The present project is built on the LombardPress framework and attempts to instantiate the publishing principles and aims that motivate LombardPress. For more on these principles and aims please visit the LombardPress Project Home Page.
Do you know of other reviews, mentions, or listings? Please let us know at jcwitt [at] loyola [dot] edu
Progressive publication works in the following way:
The Adam Wodeham Ordinatio Critical Edition attempts to make the transcriptions of the text available as early as possible, even before the transcription is complete and polished.
This means that the text itself can change overtime. Section divisions can change. Paragraphs may be joined or separated. Footnotes and cross references will be added. And transcriptions will be corrected and amended as errors are noticed.
Despite the dynamic nature of the text, stable citations are still possible with the help of source control. As a text is prepared, published, corrected, and re-published, the various versions of the text are versioned and given a corresponding version number. When a user cites the text and provides the version or edition number of the text they are using, this ensures that future users will be able to find the version that was cited. When a user navigates to a particular "lectio", where previous version exists, a drop down menu will appear. Users can select the desired version from that list and view the version of the text that was cited.
For example, if a users cites paragraph no. 5 from version 2011.2 and paragraph 5 becomes paragraph no. 6 in version 2012.12, the person looking for this citation can simply select version 2011.2 from the drop down list and see the text as it was when it was originally cited.
For more information on progressive publication, see LombardPress's statement on progressive publication
For the principles and procedures of Peer Review used by LombardPress, please see LombardPress's Statement on Peer Review
You can support this project in number of ways.

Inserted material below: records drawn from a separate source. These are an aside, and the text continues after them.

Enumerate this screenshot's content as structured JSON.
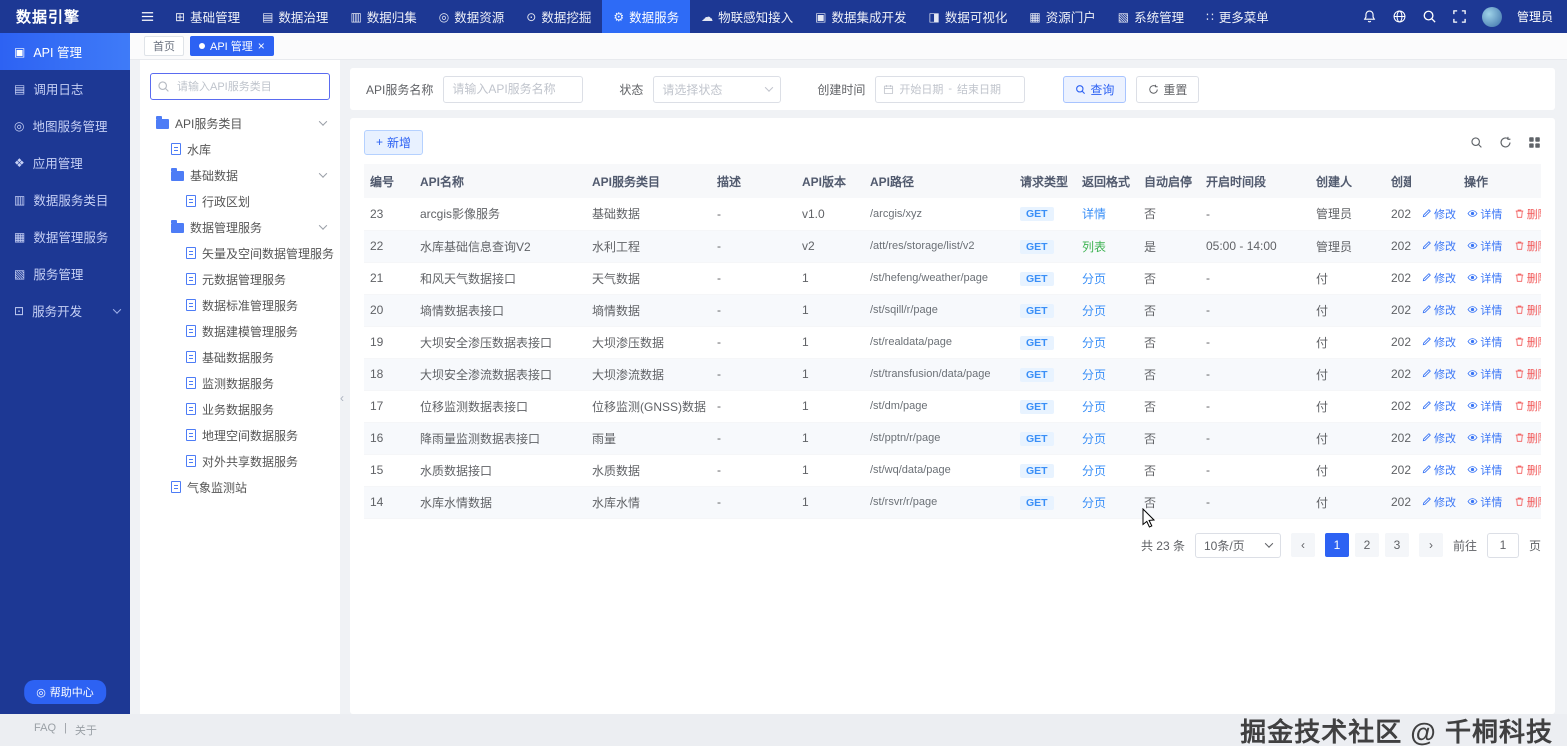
{
  "colors": {
    "primary": "#2d62f3",
    "topbar": "#1d3894",
    "success": "#3eb352",
    "danger": "#f25a5a"
  },
  "topbar": {
    "logo": "数据引擎",
    "nav": [
      {
        "label": "基础管理",
        "icon": "grid-icon"
      },
      {
        "label": "数据治理",
        "icon": "book-icon"
      },
      {
        "label": "数据归集",
        "icon": "collect-icon"
      },
      {
        "label": "数据资源",
        "icon": "resource-icon"
      },
      {
        "label": "数据挖掘",
        "icon": "mining-icon"
      },
      {
        "label": "数据服务",
        "icon": "gear-icon",
        "active": true
      },
      {
        "label": "物联感知接入",
        "icon": "cloud-icon"
      },
      {
        "label": "数据集成开发",
        "icon": "integrate-icon"
      },
      {
        "label": "数据可视化",
        "icon": "visual-icon"
      },
      {
        "label": "资源门户",
        "icon": "portal-icon"
      },
      {
        "label": "系统管理",
        "icon": "system-icon"
      },
      {
        "label": "更多菜单",
        "icon": "more-icon"
      }
    ],
    "user": "管理员"
  },
  "sidebar": {
    "items": [
      {
        "label": "API 管理",
        "icon": "api-icon",
        "active": true
      },
      {
        "label": "调用日志",
        "icon": "log-icon"
      },
      {
        "label": "地图服务管理",
        "icon": "map-icon"
      },
      {
        "label": "应用管理",
        "icon": "app-icon"
      },
      {
        "label": "数据服务类目",
        "icon": "category-icon"
      },
      {
        "label": "数据管理服务",
        "icon": "database-icon"
      },
      {
        "label": "服务管理",
        "icon": "service-icon"
      },
      {
        "label": "服务开发",
        "icon": "dev-icon",
        "expandable": true
      }
    ],
    "help": "帮助中心",
    "faq": "FAQ",
    "divider": "|",
    "about": "关于"
  },
  "tabs": [
    {
      "label": "首页"
    },
    {
      "label": "API 管理",
      "active": true
    }
  ],
  "tree": {
    "search_placeholder": "请输入API服务类目",
    "items": [
      {
        "label": "API服务类目",
        "depth": 0,
        "type": "folder",
        "expanded": true
      },
      {
        "label": "水库",
        "depth": 1,
        "type": "doc"
      },
      {
        "label": "基础数据",
        "depth": 1,
        "type": "folder",
        "expanded": true
      },
      {
        "label": "行政区划",
        "depth": 2,
        "type": "doc"
      },
      {
        "label": "数据管理服务",
        "depth": 1,
        "type": "folder",
        "expanded": true
      },
      {
        "label": "矢量及空间数据管理服务",
        "depth": 2,
        "type": "doc"
      },
      {
        "label": "元数据管理服务",
        "depth": 2,
        "type": "doc"
      },
      {
        "label": "数据标准管理服务",
        "depth": 2,
        "type": "doc"
      },
      {
        "label": "数据建模管理服务",
        "depth": 2,
        "type": "doc"
      },
      {
        "label": "基础数据服务",
        "depth": 2,
        "type": "doc"
      },
      {
        "label": "监测数据服务",
        "depth": 2,
        "type": "doc"
      },
      {
        "label": "业务数据服务",
        "depth": 2,
        "type": "doc"
      },
      {
        "label": "地理空间数据服务",
        "depth": 2,
        "type": "doc"
      },
      {
        "label": "对外共享数据服务",
        "depth": 2,
        "type": "doc"
      },
      {
        "label": "气象监测站",
        "depth": 1,
        "type": "doc"
      }
    ]
  },
  "filters": {
    "name_label": "API服务名称",
    "name_placeholder": "请输入API服务名称",
    "status_label": "状态",
    "status_placeholder": "请选择状态",
    "date_label": "创建时间",
    "date_start": "开始日期",
    "date_sep": "-",
    "date_end": "结束日期",
    "search_label": "查询",
    "reset_label": "重置"
  },
  "toolbar": {
    "add_label": "新增"
  },
  "glyphs": {
    "plus": "+",
    "close": "×",
    "collapse": "‹"
  },
  "table": {
    "columns": [
      "编号",
      "API名称",
      "API服务类目",
      "描述",
      "API版本",
      "API路径",
      "请求类型",
      "返回格式",
      "自动启停",
      "开启时间段",
      "创建人",
      "创建时间",
      "操作"
    ],
    "action_labels": {
      "edit": "修改",
      "detail": "详情",
      "delete": "删除"
    },
    "rows": [
      {
        "id": "23",
        "name": "arcgis影像服务",
        "category": "基础数据",
        "desc": "-",
        "version": "v1.0",
        "path": "/arcgis/xyz",
        "method": "GET",
        "format": "详情",
        "format_type": "primary",
        "auto": "否",
        "period": "-",
        "creator": "管理员",
        "created": "202"
      },
      {
        "id": "22",
        "name": "水库基础信息查询V2",
        "category": "水利工程",
        "desc": "-",
        "version": "v2",
        "path": "/att/res/storage/list/v2",
        "method": "GET",
        "format": "列表",
        "format_type": "success",
        "auto": "是",
        "period": "05:00 - 14:00",
        "creator": "管理员",
        "created": "202"
      },
      {
        "id": "21",
        "name": "和风天气数据接口",
        "category": "天气数据",
        "desc": "-",
        "version": "1",
        "path": "/st/hefeng/weather/page",
        "method": "GET",
        "format": "分页",
        "format_type": "primary",
        "auto": "否",
        "period": "-",
        "creator": "付",
        "created": "202"
      },
      {
        "id": "20",
        "name": "墒情数据表接口",
        "category": "墒情数据",
        "desc": "-",
        "version": "1",
        "path": "/st/sqill/r/page",
        "method": "GET",
        "format": "分页",
        "format_type": "primary",
        "auto": "否",
        "period": "-",
        "creator": "付",
        "created": "202"
      },
      {
        "id": "19",
        "name": "大坝安全渗压数据表接口",
        "category": "大坝渗压数据",
        "desc": "-",
        "version": "1",
        "path": "/st/realdata/page",
        "method": "GET",
        "format": "分页",
        "format_type": "primary",
        "auto": "否",
        "period": "-",
        "creator": "付",
        "created": "202"
      },
      {
        "id": "18",
        "name": "大坝安全渗流数据表接口",
        "category": "大坝渗流数据",
        "desc": "-",
        "version": "1",
        "path": "/st/transfusion/data/page",
        "method": "GET",
        "format": "分页",
        "format_type": "primary",
        "auto": "否",
        "period": "-",
        "creator": "付",
        "created": "202"
      },
      {
        "id": "17",
        "name": "位移监测数据表接口",
        "category": "位移监测(GNSS)数据",
        "desc": "-",
        "version": "1",
        "path": "/st/dm/page",
        "method": "GET",
        "format": "分页",
        "format_type": "primary",
        "auto": "否",
        "period": "-",
        "creator": "付",
        "created": "202"
      },
      {
        "id": "16",
        "name": "降雨量监测数据表接口",
        "category": "雨量",
        "desc": "-",
        "version": "1",
        "path": "/st/pptn/r/page",
        "method": "GET",
        "format": "分页",
        "format_type": "primary",
        "auto": "否",
        "period": "-",
        "creator": "付",
        "created": "202"
      },
      {
        "id": "15",
        "name": "水质数据接口",
        "category": "水质数据",
        "desc": "-",
        "version": "1",
        "path": "/st/wq/data/page",
        "method": "GET",
        "format": "分页",
        "format_type": "primary",
        "auto": "否",
        "period": "-",
        "creator": "付",
        "created": "202"
      },
      {
        "id": "14",
        "name": "水库水情数据",
        "category": "水库水情",
        "desc": "-",
        "version": "1",
        "path": "/st/rsvr/r/page",
        "method": "GET",
        "format": "分页",
        "format_type": "primary",
        "auto": "否",
        "period": "-",
        "creator": "付",
        "created": "202"
      }
    ]
  },
  "pagination": {
    "total": "共 23 条",
    "page_size": "10条/页",
    "prev": "‹",
    "next": "›",
    "pages": [
      "1",
      "2",
      "3"
    ],
    "active_page": "1",
    "goto_label": "前往",
    "goto_value": "1",
    "page_label": "页"
  },
  "watermark": "掘金技术社区 @ 千桐科技"
}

First: use, comment, and cite the text. By commenting on this text, noting mistakes or suggesting changes, you help make this text better. By citing this text, you help establish the credibility and the reputation of text. In this way, the legitimacy of this form of publication will be able to recognized by non-specialists and administrators.
Second: you can share the text with others. If you find a paragraph or section of the text that you know other scholars will be interested in, please share the text with them. The researchers who know about the availability of this data, the faster scholarship of the late middle ages will advance.
Third: if you like the project, considering leaving a review (or blurb) to be published on the website for new visitors to see. Reviews and blurbs of this kind will help new users and non-specialists to understand the quality and benefit of this form of publication. In turn, new users will feel comfortable and encouraged to read and cite text in their own research. You can leave a review or blurb by emailing Jeffrey C. Witt at jcwitt [at] loyola [dot] edu
Fourth: if you have an expertise in Latin or Medieval Philosophy/Theology considering signing up to be a "peer review editor" of a particular lectio. See the "peer review" section to learn more about what it means to be a peer review editor and how to sign up.
Thanks are due to:
University of Helsinki, Faculty of Theology
Boston College Theology Department
Boston College Philosophy Department
The Boston College Institute for Medieval Philosophy and Theology
Ted Witt for donating the domain name of our site